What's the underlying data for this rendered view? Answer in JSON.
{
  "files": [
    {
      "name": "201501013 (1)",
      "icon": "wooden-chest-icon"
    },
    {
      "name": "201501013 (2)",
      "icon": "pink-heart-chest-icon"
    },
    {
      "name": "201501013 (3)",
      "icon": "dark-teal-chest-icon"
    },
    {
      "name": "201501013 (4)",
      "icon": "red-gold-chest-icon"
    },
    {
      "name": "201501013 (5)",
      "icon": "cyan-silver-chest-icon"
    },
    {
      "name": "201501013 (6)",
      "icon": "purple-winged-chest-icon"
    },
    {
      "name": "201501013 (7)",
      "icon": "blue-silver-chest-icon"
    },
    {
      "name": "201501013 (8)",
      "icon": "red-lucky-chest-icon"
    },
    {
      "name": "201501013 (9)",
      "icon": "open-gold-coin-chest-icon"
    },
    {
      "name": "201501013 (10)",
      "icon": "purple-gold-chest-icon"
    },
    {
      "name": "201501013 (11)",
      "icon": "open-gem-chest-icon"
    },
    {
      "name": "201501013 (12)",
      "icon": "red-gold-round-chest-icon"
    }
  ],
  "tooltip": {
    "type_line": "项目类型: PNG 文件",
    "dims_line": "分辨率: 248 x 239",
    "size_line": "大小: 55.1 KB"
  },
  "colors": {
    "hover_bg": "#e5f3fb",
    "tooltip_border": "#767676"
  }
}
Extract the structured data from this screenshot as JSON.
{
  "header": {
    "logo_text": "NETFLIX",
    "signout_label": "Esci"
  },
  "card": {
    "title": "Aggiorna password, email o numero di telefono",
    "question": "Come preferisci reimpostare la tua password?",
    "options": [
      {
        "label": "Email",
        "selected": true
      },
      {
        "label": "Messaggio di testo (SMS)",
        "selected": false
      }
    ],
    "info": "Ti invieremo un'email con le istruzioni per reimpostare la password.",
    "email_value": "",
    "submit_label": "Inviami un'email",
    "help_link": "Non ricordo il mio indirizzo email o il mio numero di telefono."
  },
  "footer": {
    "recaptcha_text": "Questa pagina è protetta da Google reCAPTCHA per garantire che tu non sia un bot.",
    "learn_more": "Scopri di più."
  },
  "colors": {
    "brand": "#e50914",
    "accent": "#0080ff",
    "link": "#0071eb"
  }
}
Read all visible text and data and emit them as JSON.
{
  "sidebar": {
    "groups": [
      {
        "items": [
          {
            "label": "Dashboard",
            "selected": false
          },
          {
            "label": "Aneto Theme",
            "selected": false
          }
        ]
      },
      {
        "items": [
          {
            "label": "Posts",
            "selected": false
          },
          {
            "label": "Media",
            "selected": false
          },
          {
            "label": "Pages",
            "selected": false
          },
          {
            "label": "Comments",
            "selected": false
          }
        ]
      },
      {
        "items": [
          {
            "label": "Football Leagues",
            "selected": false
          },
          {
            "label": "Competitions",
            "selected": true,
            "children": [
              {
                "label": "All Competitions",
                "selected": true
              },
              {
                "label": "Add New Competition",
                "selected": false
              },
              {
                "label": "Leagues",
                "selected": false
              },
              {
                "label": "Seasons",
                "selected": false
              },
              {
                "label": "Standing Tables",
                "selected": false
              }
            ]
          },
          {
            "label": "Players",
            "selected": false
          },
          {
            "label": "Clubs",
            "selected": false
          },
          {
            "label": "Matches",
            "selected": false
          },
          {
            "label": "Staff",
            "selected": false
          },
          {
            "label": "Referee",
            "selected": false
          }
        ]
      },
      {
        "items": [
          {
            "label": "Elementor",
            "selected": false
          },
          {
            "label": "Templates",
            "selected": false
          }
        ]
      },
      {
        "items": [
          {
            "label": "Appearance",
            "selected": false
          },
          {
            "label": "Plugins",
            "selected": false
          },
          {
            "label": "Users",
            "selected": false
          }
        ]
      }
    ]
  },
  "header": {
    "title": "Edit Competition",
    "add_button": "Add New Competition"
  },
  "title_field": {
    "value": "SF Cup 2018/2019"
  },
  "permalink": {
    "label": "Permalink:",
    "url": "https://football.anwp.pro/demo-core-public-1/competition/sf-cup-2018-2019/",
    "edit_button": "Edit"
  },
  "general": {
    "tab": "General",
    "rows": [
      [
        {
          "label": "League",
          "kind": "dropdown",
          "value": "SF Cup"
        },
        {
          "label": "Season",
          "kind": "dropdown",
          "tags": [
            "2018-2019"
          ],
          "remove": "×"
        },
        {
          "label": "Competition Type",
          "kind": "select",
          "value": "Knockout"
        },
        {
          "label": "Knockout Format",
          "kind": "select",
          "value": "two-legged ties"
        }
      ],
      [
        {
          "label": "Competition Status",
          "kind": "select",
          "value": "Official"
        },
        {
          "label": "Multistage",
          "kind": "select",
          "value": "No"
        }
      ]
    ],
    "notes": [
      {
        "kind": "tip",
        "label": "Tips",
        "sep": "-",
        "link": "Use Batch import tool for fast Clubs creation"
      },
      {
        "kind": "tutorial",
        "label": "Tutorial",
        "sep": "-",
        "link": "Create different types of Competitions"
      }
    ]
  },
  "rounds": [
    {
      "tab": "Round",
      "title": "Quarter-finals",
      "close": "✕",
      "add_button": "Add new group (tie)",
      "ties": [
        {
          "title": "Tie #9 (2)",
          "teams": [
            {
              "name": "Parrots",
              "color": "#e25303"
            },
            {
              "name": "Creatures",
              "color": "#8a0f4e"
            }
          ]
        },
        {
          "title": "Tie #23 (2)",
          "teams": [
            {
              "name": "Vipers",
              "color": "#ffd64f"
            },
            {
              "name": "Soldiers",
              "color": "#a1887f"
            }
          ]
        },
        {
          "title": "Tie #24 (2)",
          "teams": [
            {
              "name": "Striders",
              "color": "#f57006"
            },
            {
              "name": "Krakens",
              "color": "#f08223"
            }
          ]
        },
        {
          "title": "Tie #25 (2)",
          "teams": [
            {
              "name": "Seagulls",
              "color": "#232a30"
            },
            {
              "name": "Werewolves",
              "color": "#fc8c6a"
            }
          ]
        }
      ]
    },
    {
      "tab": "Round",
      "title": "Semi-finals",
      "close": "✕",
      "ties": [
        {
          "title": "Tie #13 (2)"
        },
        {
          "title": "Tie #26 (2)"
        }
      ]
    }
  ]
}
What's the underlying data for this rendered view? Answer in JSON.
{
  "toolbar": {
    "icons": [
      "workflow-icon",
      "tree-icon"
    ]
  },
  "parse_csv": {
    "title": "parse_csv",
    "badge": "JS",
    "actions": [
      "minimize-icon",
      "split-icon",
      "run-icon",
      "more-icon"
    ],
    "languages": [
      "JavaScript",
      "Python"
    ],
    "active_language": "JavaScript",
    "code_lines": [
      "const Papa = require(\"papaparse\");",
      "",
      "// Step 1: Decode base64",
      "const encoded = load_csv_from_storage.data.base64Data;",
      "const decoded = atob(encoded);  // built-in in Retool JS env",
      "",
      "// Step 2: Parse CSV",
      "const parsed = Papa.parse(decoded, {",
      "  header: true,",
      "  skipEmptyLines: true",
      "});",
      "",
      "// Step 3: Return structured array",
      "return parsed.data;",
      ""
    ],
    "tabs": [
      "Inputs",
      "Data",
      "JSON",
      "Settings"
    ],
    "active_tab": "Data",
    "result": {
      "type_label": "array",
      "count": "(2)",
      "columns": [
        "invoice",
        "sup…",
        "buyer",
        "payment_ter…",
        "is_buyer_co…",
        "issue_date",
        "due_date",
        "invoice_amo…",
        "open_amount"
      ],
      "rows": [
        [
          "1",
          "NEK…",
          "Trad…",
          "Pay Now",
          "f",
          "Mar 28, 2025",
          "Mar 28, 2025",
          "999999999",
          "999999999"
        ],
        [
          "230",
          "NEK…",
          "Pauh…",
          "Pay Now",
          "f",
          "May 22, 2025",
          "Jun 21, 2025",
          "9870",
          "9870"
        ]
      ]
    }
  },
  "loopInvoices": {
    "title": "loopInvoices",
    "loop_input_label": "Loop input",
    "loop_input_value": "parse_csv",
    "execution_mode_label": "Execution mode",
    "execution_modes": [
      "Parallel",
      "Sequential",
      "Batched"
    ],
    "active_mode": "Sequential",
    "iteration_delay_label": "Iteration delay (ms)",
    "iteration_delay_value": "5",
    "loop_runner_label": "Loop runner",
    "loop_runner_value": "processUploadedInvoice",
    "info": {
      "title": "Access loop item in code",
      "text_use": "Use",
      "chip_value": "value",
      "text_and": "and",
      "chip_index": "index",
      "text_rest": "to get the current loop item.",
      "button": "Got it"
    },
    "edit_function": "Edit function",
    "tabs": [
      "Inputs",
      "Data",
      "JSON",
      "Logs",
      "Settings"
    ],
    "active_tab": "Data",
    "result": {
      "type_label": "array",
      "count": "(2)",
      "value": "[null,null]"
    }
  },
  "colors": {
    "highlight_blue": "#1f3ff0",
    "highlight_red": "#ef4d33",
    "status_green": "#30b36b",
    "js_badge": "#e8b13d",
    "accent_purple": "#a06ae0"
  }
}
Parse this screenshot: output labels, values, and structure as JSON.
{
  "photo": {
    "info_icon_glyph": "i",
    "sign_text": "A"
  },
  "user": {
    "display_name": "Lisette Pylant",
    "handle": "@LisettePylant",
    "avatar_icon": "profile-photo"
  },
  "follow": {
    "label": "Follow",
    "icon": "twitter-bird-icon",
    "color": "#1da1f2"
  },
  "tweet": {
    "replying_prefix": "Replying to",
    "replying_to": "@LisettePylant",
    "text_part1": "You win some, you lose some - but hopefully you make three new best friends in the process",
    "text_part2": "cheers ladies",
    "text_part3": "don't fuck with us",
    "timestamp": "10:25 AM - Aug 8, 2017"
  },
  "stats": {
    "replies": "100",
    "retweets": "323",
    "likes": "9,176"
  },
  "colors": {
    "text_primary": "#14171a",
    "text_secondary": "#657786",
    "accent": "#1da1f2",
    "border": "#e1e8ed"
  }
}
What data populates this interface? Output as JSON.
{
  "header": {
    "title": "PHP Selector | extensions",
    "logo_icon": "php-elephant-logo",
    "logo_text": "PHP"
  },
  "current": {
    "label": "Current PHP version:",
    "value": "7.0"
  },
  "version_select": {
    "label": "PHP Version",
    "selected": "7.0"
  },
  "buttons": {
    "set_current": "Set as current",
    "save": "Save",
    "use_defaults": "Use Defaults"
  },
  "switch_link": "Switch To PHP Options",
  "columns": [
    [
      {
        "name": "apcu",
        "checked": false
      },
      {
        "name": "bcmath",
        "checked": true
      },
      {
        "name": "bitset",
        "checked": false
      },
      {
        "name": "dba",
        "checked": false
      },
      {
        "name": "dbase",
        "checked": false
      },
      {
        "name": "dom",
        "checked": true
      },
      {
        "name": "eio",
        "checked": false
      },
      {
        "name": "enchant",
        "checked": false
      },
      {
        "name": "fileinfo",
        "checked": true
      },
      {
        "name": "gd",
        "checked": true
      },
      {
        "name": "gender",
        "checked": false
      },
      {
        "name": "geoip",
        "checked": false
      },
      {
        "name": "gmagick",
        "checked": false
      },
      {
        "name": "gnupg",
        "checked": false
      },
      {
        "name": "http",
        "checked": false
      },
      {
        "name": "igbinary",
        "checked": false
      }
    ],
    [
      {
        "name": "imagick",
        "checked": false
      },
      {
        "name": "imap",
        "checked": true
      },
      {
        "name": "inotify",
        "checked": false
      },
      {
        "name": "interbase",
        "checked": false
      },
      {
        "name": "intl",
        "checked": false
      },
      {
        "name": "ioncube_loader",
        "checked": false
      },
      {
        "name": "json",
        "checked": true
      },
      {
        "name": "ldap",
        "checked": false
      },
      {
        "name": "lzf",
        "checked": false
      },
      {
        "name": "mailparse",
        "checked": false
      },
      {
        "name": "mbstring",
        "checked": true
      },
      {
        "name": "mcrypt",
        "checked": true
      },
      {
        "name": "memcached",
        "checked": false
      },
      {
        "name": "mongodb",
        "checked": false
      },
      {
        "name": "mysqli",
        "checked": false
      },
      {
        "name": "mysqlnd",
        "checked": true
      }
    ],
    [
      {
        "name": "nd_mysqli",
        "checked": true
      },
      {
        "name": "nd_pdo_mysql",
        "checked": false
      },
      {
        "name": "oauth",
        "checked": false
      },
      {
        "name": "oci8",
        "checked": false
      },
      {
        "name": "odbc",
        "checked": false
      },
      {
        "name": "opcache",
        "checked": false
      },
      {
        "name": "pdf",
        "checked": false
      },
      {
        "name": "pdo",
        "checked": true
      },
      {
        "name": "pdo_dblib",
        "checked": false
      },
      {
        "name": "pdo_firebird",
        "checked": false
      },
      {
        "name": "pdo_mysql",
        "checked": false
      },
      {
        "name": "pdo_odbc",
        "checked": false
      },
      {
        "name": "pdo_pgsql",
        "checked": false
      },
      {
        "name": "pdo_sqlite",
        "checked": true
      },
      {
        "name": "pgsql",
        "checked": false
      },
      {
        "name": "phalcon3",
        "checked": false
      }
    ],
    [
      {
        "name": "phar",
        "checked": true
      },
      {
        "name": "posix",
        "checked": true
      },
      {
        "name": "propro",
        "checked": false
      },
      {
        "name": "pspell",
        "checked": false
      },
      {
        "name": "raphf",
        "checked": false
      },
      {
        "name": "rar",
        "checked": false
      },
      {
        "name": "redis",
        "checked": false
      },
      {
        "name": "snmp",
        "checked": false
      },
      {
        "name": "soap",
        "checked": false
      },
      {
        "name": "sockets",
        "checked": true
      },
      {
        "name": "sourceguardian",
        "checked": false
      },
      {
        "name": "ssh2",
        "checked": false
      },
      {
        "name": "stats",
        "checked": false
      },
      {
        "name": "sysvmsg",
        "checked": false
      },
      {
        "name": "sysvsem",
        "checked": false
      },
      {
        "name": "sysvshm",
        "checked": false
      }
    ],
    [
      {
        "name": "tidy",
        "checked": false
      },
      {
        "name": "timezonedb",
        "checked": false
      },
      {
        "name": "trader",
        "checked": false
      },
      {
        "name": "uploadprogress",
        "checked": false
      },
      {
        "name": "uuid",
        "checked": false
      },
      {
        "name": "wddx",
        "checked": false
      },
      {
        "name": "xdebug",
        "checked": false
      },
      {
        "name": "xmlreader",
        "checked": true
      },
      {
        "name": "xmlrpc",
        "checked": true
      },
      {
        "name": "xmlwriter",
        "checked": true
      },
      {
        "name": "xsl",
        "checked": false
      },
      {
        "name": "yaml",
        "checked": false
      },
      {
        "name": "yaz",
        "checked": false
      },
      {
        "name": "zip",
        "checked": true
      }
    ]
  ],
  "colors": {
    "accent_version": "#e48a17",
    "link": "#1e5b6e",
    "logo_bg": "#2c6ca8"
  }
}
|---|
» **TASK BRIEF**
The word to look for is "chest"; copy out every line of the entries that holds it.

» **WRITTEN RESPONSE**
      "icon": "wooden-chest-icon"
      "icon": "pink-heart-chest-icon"
      "icon": "dark-teal-chest-icon"
      "icon": "red-gold-chest-icon"
      "icon": "cyan-silver-chest-icon"
      "icon": "purple-winged-chest-icon"
      "icon": "blue-silver-chest-icon"
      "icon": "red-lucky-chest-icon"
      "icon": "open-gold-coin-chest-icon"
      "icon": "purple-gold-chest-icon"
      "icon": "open-gem-chest-icon"
      "icon": "red-gold-round-chest-icon"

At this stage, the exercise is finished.